*** Supplied records ***
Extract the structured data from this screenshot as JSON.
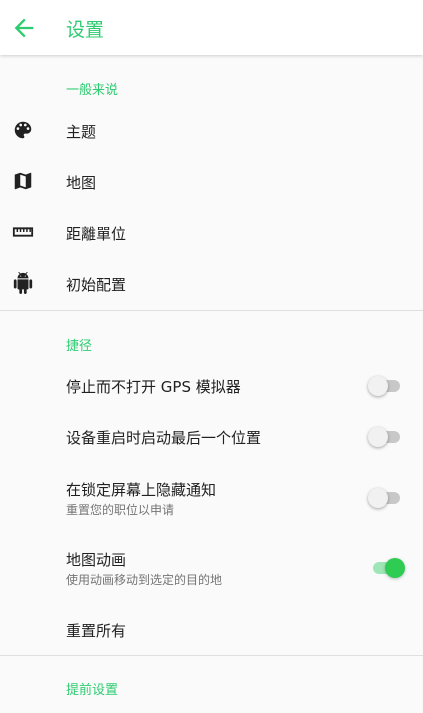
{
  "appbar": {
    "title": "设置",
    "back_icon": "arrow-left-icon"
  },
  "sections": {
    "general": {
      "title": "一般来说",
      "items": [
        {
          "label": "主题",
          "icon": "palette-icon"
        },
        {
          "label": "地图",
          "icon": "map-icon"
        },
        {
          "label": "距離單位",
          "icon": "ruler-icon"
        },
        {
          "label": "初始配置",
          "icon": "android-icon"
        }
      ]
    },
    "shortcuts": {
      "title": "捷径",
      "items": [
        {
          "label": "停止而不打开 GPS 模拟器",
          "subtitle": "",
          "toggle": false
        },
        {
          "label": "设备重启时启动最后一个位置",
          "subtitle": "",
          "toggle": false
        },
        {
          "label": "在锁定屏幕上隐藏通知",
          "subtitle": "重置您的职位以申请",
          "toggle": false
        },
        {
          "label": "地图动画",
          "subtitle": "使用动画移动到选定的目的地",
          "toggle": true
        },
        {
          "label": "重置所有"
        }
      ]
    },
    "advanced": {
      "title": "提前设置"
    }
  },
  "colors": {
    "accent": "#2ecc71",
    "divider": "#e0e0e0",
    "background": "#fafafa"
  }
}
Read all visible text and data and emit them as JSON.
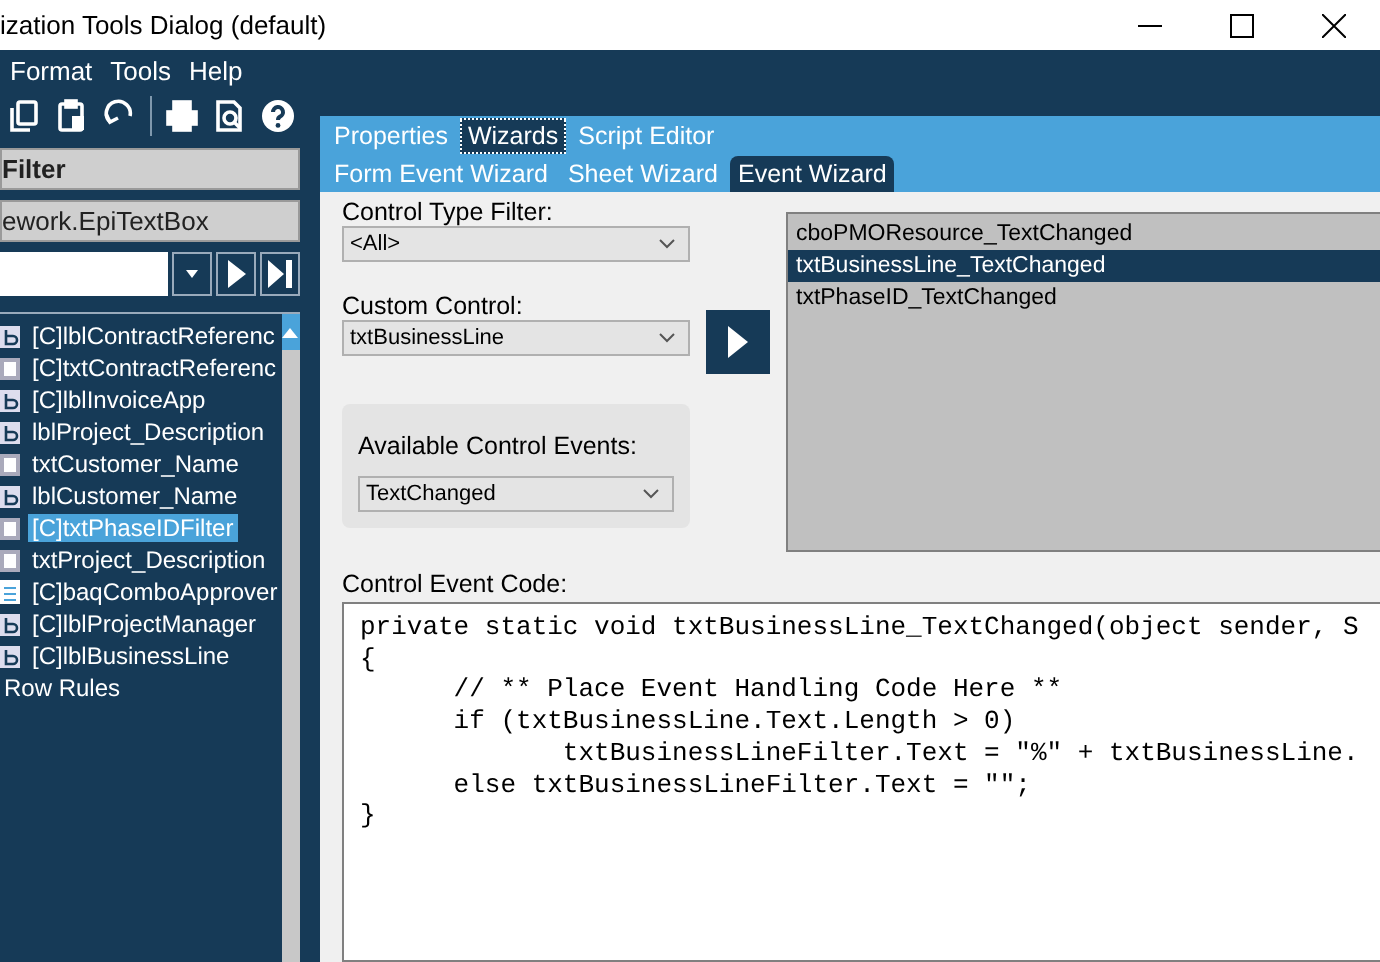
{
  "window": {
    "title": "ization Tools Dialog (default)"
  },
  "menu": [
    "Format",
    "Tools",
    "Help"
  ],
  "left_panel": {
    "header": "Filter",
    "type_field": "ework.EpiTextBox",
    "tree": [
      {
        "label": "[C]lblContractReferenc",
        "kind": "label",
        "selected": false
      },
      {
        "label": "[C]txtContractReferenc",
        "kind": "textbox",
        "selected": false
      },
      {
        "label": "[C]lblInvoiceApp",
        "kind": "label",
        "selected": false
      },
      {
        "label": "lblProject_Description",
        "kind": "label",
        "selected": false
      },
      {
        "label": "txtCustomer_Name",
        "kind": "textbox",
        "selected": false
      },
      {
        "label": "lblCustomer_Name",
        "kind": "label",
        "selected": false
      },
      {
        "label": "[C]txtPhaseIDFilter",
        "kind": "textbox",
        "selected": true
      },
      {
        "label": "txtProject_Description",
        "kind": "textbox",
        "selected": false
      },
      {
        "label": "[C]baqComboApprover",
        "kind": "combo",
        "selected": false
      },
      {
        "label": "[C]lblProjectManager",
        "kind": "label",
        "selected": false
      },
      {
        "label": "[C]lblBusinessLine",
        "kind": "label",
        "selected": false
      },
      {
        "label": "Row Rules",
        "kind": "folder",
        "selected": false
      }
    ]
  },
  "tabs": [
    {
      "label": "Properties",
      "selected": false
    },
    {
      "label": "Wizards",
      "selected": true
    },
    {
      "label": "Script Editor",
      "selected": false
    }
  ],
  "subtabs": [
    {
      "label": "Form Event Wizard",
      "selected": false
    },
    {
      "label": "Sheet Wizard",
      "selected": false
    },
    {
      "label": "Event Wizard",
      "selected": true
    }
  ],
  "control_type_filter": {
    "label": "Control Type Filter:",
    "value": "<All>"
  },
  "custom_control": {
    "label": "Custom Control:",
    "value": "txtBusinessLine"
  },
  "available_events": {
    "label": "Available Control Events:",
    "value": "TextChanged"
  },
  "event_list": [
    {
      "label": "cboPMOResource_TextChanged",
      "selected": false
    },
    {
      "label": "txtBusinessLine_TextChanged",
      "selected": true
    },
    {
      "label": "txtPhaseID_TextChanged",
      "selected": false
    }
  ],
  "code": {
    "label": "Control Event Code:",
    "lines": [
      "private static void txtBusinessLine_TextChanged(object sender, S",
      "{",
      "      // ** Place Event Handling Code Here **",
      "      if (txtBusinessLine.Text.Length > 0)",
      "             txtBusinessLineFilter.Text = \"%\" + txtBusinessLine.",
      "      else txtBusinessLineFilter.Text = \"\";",
      "}"
    ]
  }
}
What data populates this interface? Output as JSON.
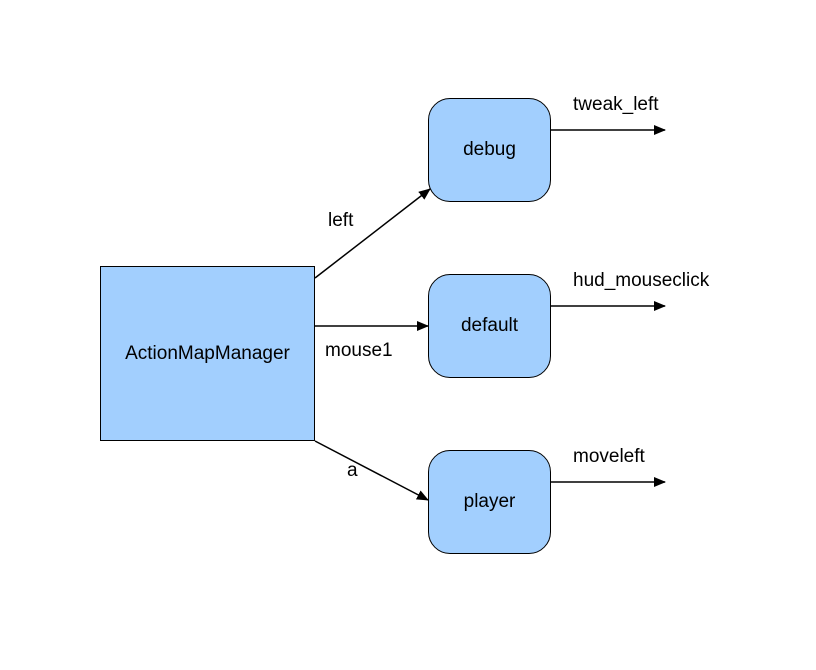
{
  "nodes": {
    "manager": {
      "label": "ActionMapManager"
    },
    "debug": {
      "label": "debug"
    },
    "default": {
      "label": "default"
    },
    "player": {
      "label": "player"
    }
  },
  "edges": {
    "to_debug": {
      "label": "left"
    },
    "to_default": {
      "label": "mouse1"
    },
    "to_player": {
      "label": "a"
    }
  },
  "outputs": {
    "debug": {
      "label": "tweak_left"
    },
    "default": {
      "label": "hud_mouseclick"
    },
    "player": {
      "label": "moveleft"
    }
  },
  "colors": {
    "node_fill": "#a2cffe",
    "stroke": "#000000",
    "background": "#ffffff"
  }
}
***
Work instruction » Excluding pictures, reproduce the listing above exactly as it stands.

Your response »
Extract the structured data from this screenshot as JSON.
{
  "appbar": {
    "title": "设置",
    "back_icon": "arrow-left-icon"
  },
  "sections": {
    "general": {
      "title": "一般来说",
      "items": [
        {
          "label": "主题",
          "icon": "palette-icon"
        },
        {
          "label": "地图",
          "icon": "map-icon"
        },
        {
          "label": "距離單位",
          "icon": "ruler-icon"
        },
        {
          "label": "初始配置",
          "icon": "android-icon"
        }
      ]
    },
    "shortcuts": {
      "title": "捷径",
      "items": [
        {
          "label": "停止而不打开 GPS 模拟器",
          "subtitle": "",
          "toggle": false
        },
        {
          "label": "设备重启时启动最后一个位置",
          "subtitle": "",
          "toggle": false
        },
        {
          "label": "在锁定屏幕上隐藏通知",
          "subtitle": "重置您的职位以申请",
          "toggle": false
        },
        {
          "label": "地图动画",
          "subtitle": "使用动画移动到选定的目的地",
          "toggle": true
        },
        {
          "label": "重置所有"
        }
      ]
    },
    "advanced": {
      "title": "提前设置"
    }
  },
  "colors": {
    "accent": "#2ecc71",
    "divider": "#e0e0e0",
    "background": "#fafafa"
  }
}
Read all visible text and data and emit them as JSON.
{
  "window": {
    "title": "ization Tools Dialog (default)"
  },
  "menu": [
    "Format",
    "Tools",
    "Help"
  ],
  "left_panel": {
    "header": "Filter",
    "type_field": "ework.EpiTextBox",
    "tree": [
      {
        "label": "[C]lblContractReferenc",
        "kind": "label",
        "selected": false
      },
      {
        "label": "[C]txtContractReferenc",
        "kind": "textbox",
        "selected": false
      },
      {
        "label": "[C]lblInvoiceApp",
        "kind": "label",
        "selected": false
      },
      {
        "label": "lblProject_Description",
        "kind": "label",
        "selected": false
      },
      {
        "label": "txtCustomer_Name",
        "kind": "textbox",
        "selected": false
      },
      {
        "label": "lblCustomer_Name",
        "kind": "label",
        "selected": false
      },
      {
        "label": "[C]txtPhaseIDFilter",
        "kind": "textbox",
        "selected": true
      },
      {
        "label": "txtProject_Description",
        "kind": "textbox",
        "selected": false
      },
      {
        "label": "[C]baqComboApprover",
        "kind": "combo",
        "selected": false
      },
      {
        "label": "[C]lblProjectManager",
        "kind": "label",
        "selected": false
      },
      {
        "label": "[C]lblBusinessLine",
        "kind": "label",
        "selected": false
      },
      {
        "label": "Row Rules",
        "kind": "folder",
        "selected": false
      }
    ]
  },
  "tabs": [
    {
      "label": "Properties",
      "selected": false
    },
    {
      "label": "Wizards",
      "selected": true
    },
    {
      "label": "Script Editor",
      "selected": false
    }
  ],
  "subtabs": [
    {
      "label": "Form Event Wizard",
      "selected": false
    },
    {
      "label": "Sheet Wizard",
      "selected": false
    },
    {
      "label": "Event Wizard",
      "selected": true
    }
  ],
  "control_type_filter": {
    "label": "Control Type Filter:",
    "value": "<All>"
  },
  "custom_control": {
    "label": "Custom Control:",
    "value": "txtBusinessLine"
  },
  "available_events": {
    "label": "Available Control Events:",
    "value": "TextChanged"
  },
  "event_list": [
    {
      "label": "cboPMOResource_TextChanged",
      "selected": false
    },
    {
      "label": "txtBusinessLine_TextChanged",
      "selected": true
    },
    {
      "label": "txtPhaseID_TextChanged",
      "selected": false
    }
  ],
  "code": {
    "label": "Control Event Code:",
    "lines": [
      "private static void txtBusinessLine_TextChanged(object sender, S",
      "{",
      "      // ** Place Event Handling Code Here **",
      "      if (txtBusinessLine.Text.Length > 0)",
      "             txtBusinessLineFilter.Text = \"%\" + txtBusinessLine.",
      "      else txtBusinessLineFilter.Text = \"\";",
      "}"
    ]
  }
}
What data populates this interface? Output as JSON.
{
  "nodes": {
    "manager": {
      "label": "ActionMapManager"
    },
    "debug": {
      "label": "debug"
    },
    "default": {
      "label": "default"
    },
    "player": {
      "label": "player"
    }
  },
  "edges": {
    "to_debug": {
      "label": "left"
    },
    "to_default": {
      "label": "mouse1"
    },
    "to_player": {
      "label": "a"
    }
  },
  "outputs": {
    "debug": {
      "label": "tweak_left"
    },
    "default": {
      "label": "hud_mouseclick"
    },
    "player": {
      "label": "moveleft"
    }
  },
  "colors": {
    "node_fill": "#a2cffe",
    "stroke": "#000000",
    "background": "#ffffff"
  }
}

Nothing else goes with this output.